Imagine a football game where the referees threw flags and called out penalties, but never actually marked off the yardage.
That’s exactly how the “Affirmative Attendance Policy” within the previous American Federation of State, County and Municipal Employees works: a state worker can blow off work at least 10 times with nothing worse than a verbal or written reprimand. And the process resets – with all the old reprimands and notices of ineffective suspensions removed his file – if the employee goes two years without a new violation.
The attendance rules practically invite abuse and ought to be rewritten in the next contract between the state and AFSCME. But because both the contract and the negotiations that gave birth to it remain hidden from public view, we don’t know what the attendance rules look like. This is just one of many reasons why collective bargaining needs to be more transparent.
Under the “Affirmative Attendance Policy,” there was a schedule of penalties for unauthorized absences.

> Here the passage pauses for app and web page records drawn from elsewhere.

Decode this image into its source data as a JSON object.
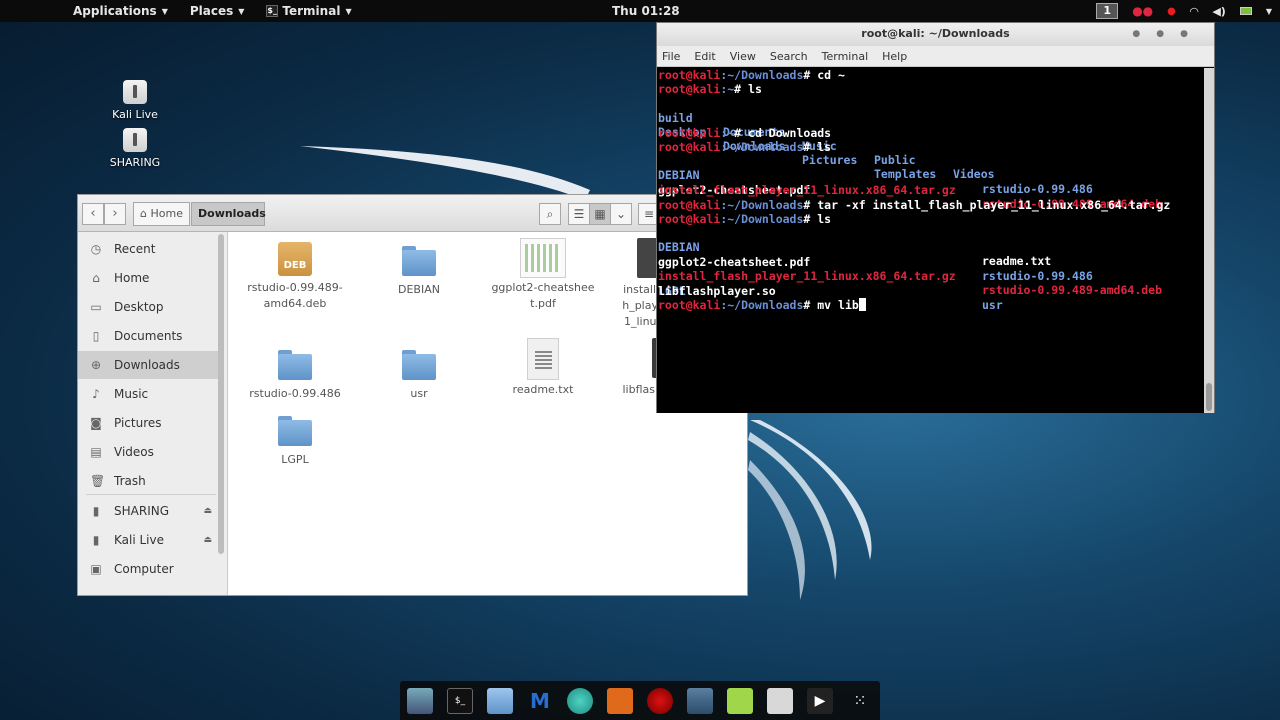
{
  "topbar": {
    "applications": "Applications",
    "places": "Places",
    "terminal": "Terminal",
    "clock": "Thu 01:28",
    "workspace": "1"
  },
  "desktop_icons": [
    {
      "label": "Kali Live"
    },
    {
      "label": "SHARING"
    }
  ],
  "file_manager": {
    "breadcrumb_home": "Home",
    "breadcrumb_current": "Downloads",
    "sidebar": [
      {
        "label": "Recent",
        "icon": "clock-icon"
      },
      {
        "label": "Home",
        "icon": "home-icon"
      },
      {
        "label": "Desktop",
        "icon": "desktop-icon"
      },
      {
        "label": "Documents",
        "icon": "document-icon"
      },
      {
        "label": "Downloads",
        "icon": "download-icon"
      },
      {
        "label": "Music",
        "icon": "music-icon"
      },
      {
        "label": "Pictures",
        "icon": "camera-icon"
      },
      {
        "label": "Videos",
        "icon": "film-icon"
      },
      {
        "label": "Trash",
        "icon": "trash-icon"
      },
      {
        "label": "SHARING",
        "icon": "usb-drive-icon"
      },
      {
        "label": "Kali Live",
        "icon": "usb-drive-icon"
      },
      {
        "label": "Computer",
        "icon": "computer-icon"
      }
    ],
    "files": [
      {
        "name": "rstudio-0.99.489-amd64.deb",
        "type": "deb",
        "badge": "DEB"
      },
      {
        "name": "DEBIAN",
        "type": "folder"
      },
      {
        "name": "ggplot2-cheatsheet.pdf",
        "type": "pdf"
      },
      {
        "name": "install_flash_player_11_linux.x86_64.tar.gz",
        "type": "archive"
      },
      {
        "name": "rstudio-0.99.486",
        "type": "folder"
      },
      {
        "name": "usr",
        "type": "folder"
      },
      {
        "name": "readme.txt",
        "type": "txt"
      },
      {
        "name": "libflashplayer.so",
        "type": "so"
      },
      {
        "name": "LGPL",
        "type": "folder"
      }
    ]
  },
  "terminal": {
    "title": "root@kali: ~/Downloads",
    "menu": [
      "File",
      "Edit",
      "View",
      "Search",
      "Terminal",
      "Help"
    ],
    "prompt_user": "root@kali",
    "lines": {
      "l1_path": ":~/Downloads",
      "l1_cmd": "# cd ~",
      "l2_path": ":~",
      "l2_cmd": "# ls",
      "ls_home_row1": [
        "build",
        "Documents",
        "Music",
        "Public",
        "Videos"
      ],
      "ls_home_row2": [
        "Desktop",
        "Downloads",
        "Pictures",
        "Templates"
      ],
      "l5_path": ":~",
      "l5_cmd": "# cd Downloads",
      "l6_path": ":~/Downloads",
      "l6_cmd": "# ls",
      "dl1_left": "DEBIAN",
      "dl1_right": "rstudio-0.99.486",
      "dl2_left": "ggplot2-cheatsheet.pdf",
      "dl2_right": "rstudio-0.99.489-amd64.deb",
      "dl3_left": "install_flash_player_11_linux.x86_64.tar.gz",
      "l10_path": ":~/Downloads",
      "l10_cmd": "# tar -xf install_flash_player_11_linux.x86_64.tar.gz",
      "l11_path": ":~/Downloads",
      "l11_cmd": "# ls",
      "dl4_left": "DEBIAN",
      "dl4_right": "readme.txt",
      "dl5_left": "ggplot2-cheatsheet.pdf",
      "dl5_right": "rstudio-0.99.486",
      "dl6_left": "install_flash_player_11_linux.x86_64.tar.gz",
      "dl6_right": "rstudio-0.99.489-amd64.deb",
      "dl7_left": "LGPL",
      "dl7_right": "usr",
      "dl8_left": "libflashplayer.so",
      "l17_path": ":~/Downloads",
      "l17_cmd": "# mv lib"
    }
  },
  "dock": {
    "items": [
      "finder-icon",
      "terminal-icon",
      "files-icon",
      "metasploit-icon",
      "armitage-icon",
      "burpsuite-icon",
      "faraday-icon",
      "maltego-icon",
      "leafpad-icon",
      "screenshot-icon",
      "media-player-icon",
      "app-grid-icon"
    ]
  },
  "colors": {
    "prompt": "#e0263f",
    "directory": "#7aa2e6",
    "archive": "#e0263f"
  }
}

Penalties started with verbal “counseling” or reprimands, followed by written reprimands. On the fifth unauthorized absence employees were scheduled to receive a one-day unpaid suspension. These suspensions got longer and longer until the 11th violation, where the employee was supposed to sit for 20 days without work. Employees were terminated after 12 violations.
But after all of that came this:
Under this Affirmative Attendance Agreement, except for the last offense before discharge, no employee will serve any suspension time. Employees will be given the usual notice of a suspension but will be expected to report to work and lose no wages. An employee will only serve five (5) days of actual suspension time for the last offense prior to discharge.
This negated almost all the suspensions.
The system was ridiculously easy to game: as long as you weren’t up for a promotion anytime soon or had some other reason to worry about what was in your personnel file, you could blow off work at least 10 times. You would want to call and give a lame excuse – “no-call-no-shows” counted double – but then you could count on the written reprimands and notices to help you figure out if the boss was onto you and keep track of your count once they did catch on.
This was a crazy policy. And as of right now it is impossible to know whether it will be carried over into the new contract.
Fortunately state Rep. Jeanne Ives, R-Wheaton, has two bills in the General Assembly that would make it easier to find out about this and all the other crazy things that might show up in a union contract.
Under House Bill 2689 the state would be required to post the terms of a new contract online, and we could all check to see if the attendance rules have been changed.
And under House Bill 182 the public would be able to sit in on bargaining sessions, so we would know everything that’s been bargained up front.
The public has been kept in the dark about union contracts for way too long. Government unions have taken advantage of that, and the result is things like this: 10 days to skip work. Opening up the bargaining process would mean that the taxpayers would know what is in these contracts, including whether or not employees are expected to show up.
Paul Kersey is Director of Labor Policy at the Illinois Policy Institute